== HOW TO COMPLETE THIS TASK ==
Copy every line of the records that includes the word "view".

== ENTRIES PROVIDED ==
"""
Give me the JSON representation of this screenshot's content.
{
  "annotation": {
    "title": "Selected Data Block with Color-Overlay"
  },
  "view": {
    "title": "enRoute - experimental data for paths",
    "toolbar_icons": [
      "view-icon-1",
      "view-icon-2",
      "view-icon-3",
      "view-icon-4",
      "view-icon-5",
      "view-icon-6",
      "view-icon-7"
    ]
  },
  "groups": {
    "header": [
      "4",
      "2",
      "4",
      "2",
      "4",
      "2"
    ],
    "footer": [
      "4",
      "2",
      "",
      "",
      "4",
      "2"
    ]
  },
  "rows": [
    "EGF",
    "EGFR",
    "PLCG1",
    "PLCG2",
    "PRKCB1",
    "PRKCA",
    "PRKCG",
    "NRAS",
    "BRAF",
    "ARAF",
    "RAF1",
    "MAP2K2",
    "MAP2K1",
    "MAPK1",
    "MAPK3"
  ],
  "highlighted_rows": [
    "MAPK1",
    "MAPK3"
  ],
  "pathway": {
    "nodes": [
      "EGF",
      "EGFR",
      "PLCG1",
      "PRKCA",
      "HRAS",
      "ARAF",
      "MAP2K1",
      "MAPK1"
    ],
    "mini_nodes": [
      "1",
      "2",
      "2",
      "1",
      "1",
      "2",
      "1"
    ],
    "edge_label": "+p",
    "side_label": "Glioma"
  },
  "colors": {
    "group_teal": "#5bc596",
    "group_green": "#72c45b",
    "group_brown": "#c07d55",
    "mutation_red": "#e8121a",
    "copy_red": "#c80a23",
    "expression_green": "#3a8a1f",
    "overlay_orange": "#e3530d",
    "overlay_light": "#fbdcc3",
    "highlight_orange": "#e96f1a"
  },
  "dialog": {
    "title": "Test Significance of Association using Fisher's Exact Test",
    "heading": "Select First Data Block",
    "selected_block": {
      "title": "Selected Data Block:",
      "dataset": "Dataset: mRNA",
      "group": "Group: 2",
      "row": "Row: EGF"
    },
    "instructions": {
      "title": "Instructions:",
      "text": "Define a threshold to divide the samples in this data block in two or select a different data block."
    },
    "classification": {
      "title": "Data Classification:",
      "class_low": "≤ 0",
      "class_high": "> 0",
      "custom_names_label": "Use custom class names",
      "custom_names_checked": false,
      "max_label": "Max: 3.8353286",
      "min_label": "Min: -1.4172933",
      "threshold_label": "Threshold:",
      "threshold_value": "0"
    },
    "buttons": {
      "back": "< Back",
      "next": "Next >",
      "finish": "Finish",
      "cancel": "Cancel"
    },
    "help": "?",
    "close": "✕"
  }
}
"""
== RESULT FOR THIS EXERCISE ==
  "view": {
      "view-icon-1",
      "view-icon-2",
      "view-icon-3",
      "view-icon-4",
      "view-icon-5",
      "view-icon-6",
      "view-icon-7"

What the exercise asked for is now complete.